### TASK DESCRIPTION
Could you show all lines in the entries below that contain the string "title"?

### STUDY MATERIAL
####
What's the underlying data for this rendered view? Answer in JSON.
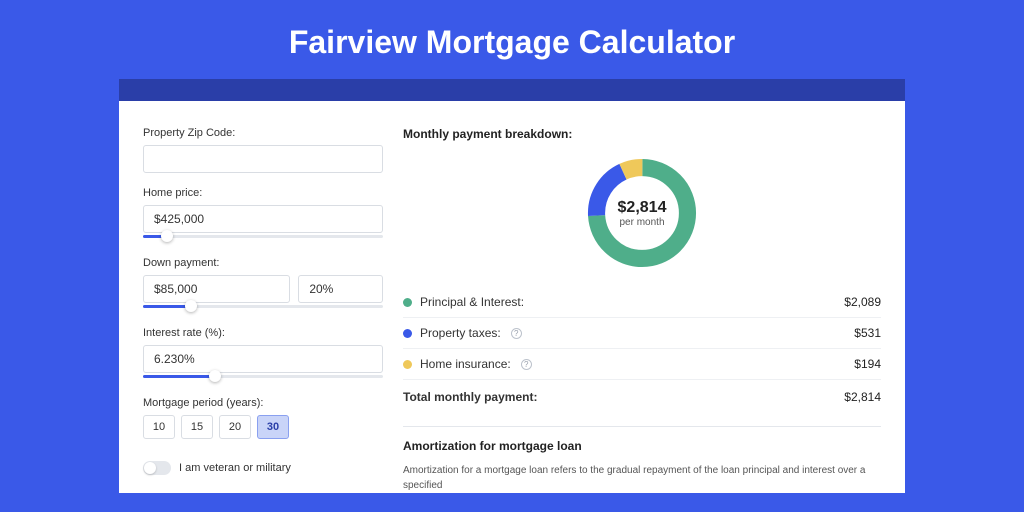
{
  "title": "Fairview Mortgage Calculator",
  "form": {
    "zip": {
      "label": "Property Zip Code:",
      "value": ""
    },
    "price": {
      "label": "Home price:",
      "value": "$425,000",
      "slider_pct": 10
    },
    "down": {
      "label": "Down payment:",
      "amount": "$85,000",
      "percent": "20%",
      "slider_pct": 20
    },
    "rate": {
      "label": "Interest rate (%):",
      "value": "6.230%",
      "slider_pct": 30
    },
    "period": {
      "label": "Mortgage period (years):",
      "options": [
        "10",
        "15",
        "20",
        "30"
      ],
      "selected": "30"
    },
    "veteran": {
      "label": "I am veteran or military",
      "on": false
    }
  },
  "breakdown": {
    "title": "Monthly payment breakdown:",
    "center_amount": "$2,814",
    "center_sub": "per month",
    "rows": [
      {
        "label": "Principal & Interest:",
        "value": "$2,089",
        "color": "g",
        "info": false
      },
      {
        "label": "Property taxes:",
        "value": "$531",
        "color": "b",
        "info": true
      },
      {
        "label": "Home insurance:",
        "value": "$194",
        "color": "y",
        "info": true
      }
    ],
    "total_label": "Total monthly payment:",
    "total_value": "$2,814"
  },
  "amort": {
    "title": "Amortization for mortgage loan",
    "text": "Amortization for a mortgage loan refers to the gradual repayment of the loan principal and interest over a specified"
  },
  "chart_data": {
    "type": "pie",
    "title": "Monthly payment breakdown",
    "series": [
      {
        "name": "Principal & Interest",
        "value": 2089,
        "color": "#4fae8a"
      },
      {
        "name": "Property taxes",
        "value": 531,
        "color": "#3a59e8"
      },
      {
        "name": "Home insurance",
        "value": 194,
        "color": "#efc85a"
      }
    ],
    "total": 2814
  },
  "colors": {
    "accent": "#3a59e8",
    "green": "#4fae8a",
    "yellow": "#efc85a"
  }
}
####
### ANSWER TO THIS TASK
  "title": "Fairview Mortgage Calculator",
    "title": "Monthly payment breakdown:",
    "title": "Amortization for mortgage loan",
    "title": "Monthly payment breakdown",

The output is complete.